Establishing internet safety for a middle schooler — Good Parenting


computer use tweenDear Dr. Debbie,

Our gentle-hearted child started middle school this year and she’s on the internet for homework but also to communicate with friends and for entertainment. We’re concerned about internet safety for her but don’t want her unnecessarily frightened. What do you suggest as talking points or reasonable supervision?

Old School Parent

Don’t miss last week’s column Moving baby from bassinet to crib — Good Parenting

Dear OSP,

The world of cyberspace has been called “a town square” (Bill Gates, co-founder of Microsoft), and “a conduit for criminals” (Vinton Cerf, co-creator of the internet). Worldwide communication at our fingertips has had incredible positive impact, such as reuniting long lost loved ones, but also tragic consequences, such as teen suicide due to online bullying.

Human interactions through any means can be helpful or hurtful. Unfortunately, the internet can connect our children with bullies from school, identity thieves and sexual predators. Start with some basic safety discussions and widen the lens of precautions as time goes on. She may yet be naïve about the ways of the world, or she may be ready for parental advice and controls regarding some harsh realities.

It’s a good idea for parents to monitor their children’s use of social media, as well as spend time as a family learning how to make the best use of it all. Tech savvy offspring can certainly teach the adults a thing or two, and the parents can provide wisdom and controls that serve well in any social exchange.

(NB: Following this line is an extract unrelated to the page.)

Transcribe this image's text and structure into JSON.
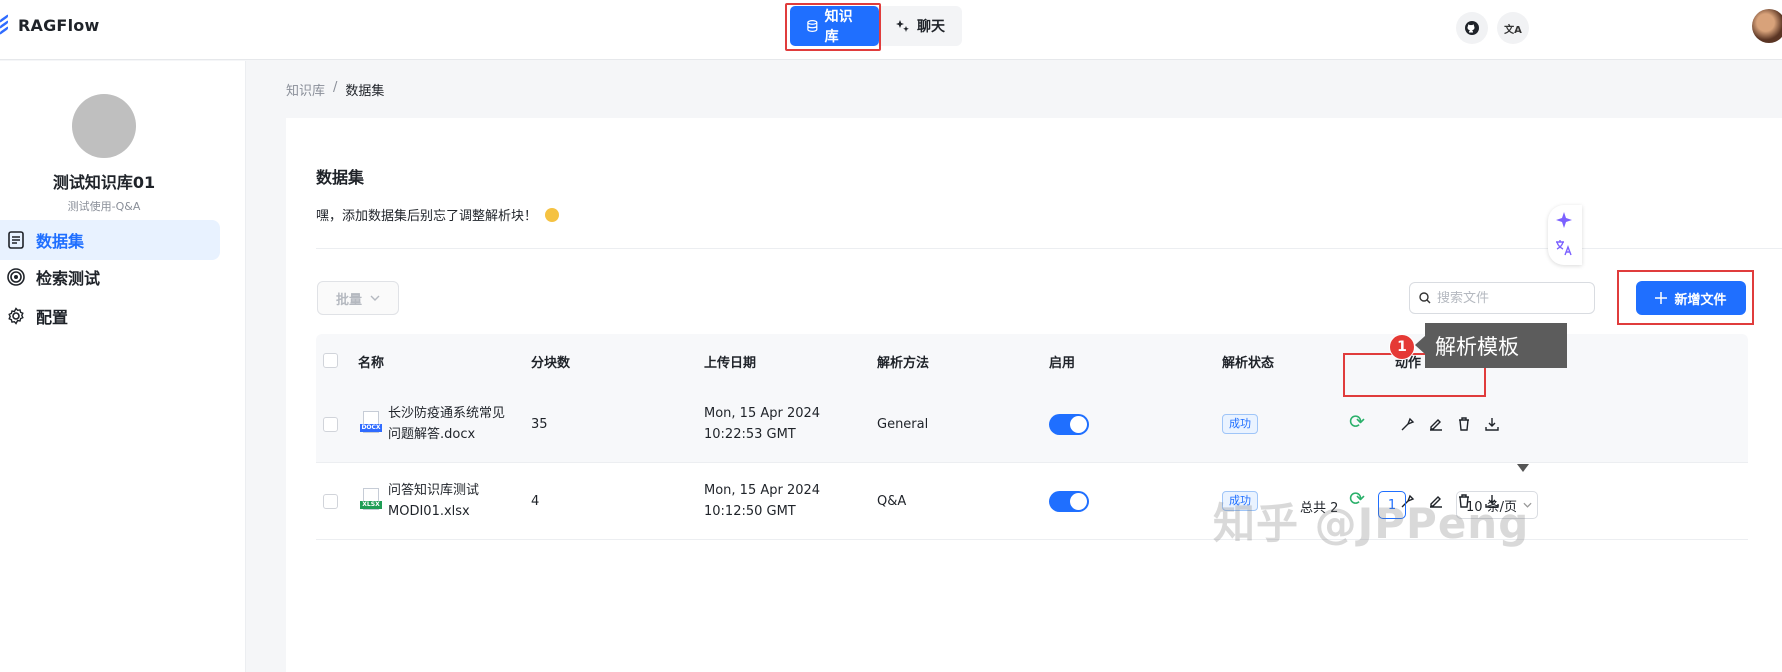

Here are some guidelines to establish as your child widens her social world through technology:

  1. Only communicate with people you know. If you are unsure if someone may be pretending to be someone you know, wait a day and confirm his or her identity using old fashioned methods (telephone or in person) before continuing online.
  2. Guard personal information, such as your picture, name, birthdate, phone number, home address and school. Parental oversight can help you determine whether there is a legitimate and harmless reason for giving out such identifying information.
  3. What you shouldn’t do in person, you shouldn’t do online. A social reputation is a hard concept for a middle schooler to grasp, so use examples of behaviors that cost a real person the respect of their peers. Immodest flirting, malicious gossiping, bullying, etc. through keystrokes and images are just as harmful as they can be in person.
  4. Don’t ever post things you wouldn’t want a teacher, potential employer or your grandparents to see. What happens online stays there forever.
  5. Unsettling online messages, such as pressure to do something that’s mean, or dishonest, or illegal, should be brought to a parent’s attention. A parent can help determine any next steps to keep you and your friends away from trouble.
  6. Find and use age-appropriate sites and platforms. Lying about your age is as wrong and potentially harmful on the internet as it would be in many other situations. Driving has a legal age requirement, as do enlisting in military service and casino gambling. You don’t want to be where someone your age has no business being, nor do you want a stranger to think you are older than you are.
  7. Meeting up with friends made online should have the same parameters as meeting up with new friends in general. A parent must always know where you are and who you are with, therefore new friends must be introduced to your parents. Going to the home of a new friend requires an introduction between the parents. The more parents who follow this common sense rule, the easier it is for middle schoolers to accept. Once they are driving, we need a whole new set of rules!

Kellie Schneider, a middle school teacher, posted a short list of internet safety guidelines while earning her master’s degree in Education Technology. Start your conversation with your daughter by reviewing Schneider’s simple advice: Be kind. Be cool. Be calm. Be honest. Be clear.

Dr. Debbie

Deborah Wood is a child development specialist in Annapolis. She has a doctorate in Human Development from the University of Maryland at College Park and is founding director of the Chesapeake Children’s Museum. Long-time fans and new readers can find many of her “Understanding Children” columns archived on the Chesapeake Family Magazine website. You can find her online at

What do you think? Leave your thoughts in the comments or submit a question to Dr. Debbie at Betsy[at]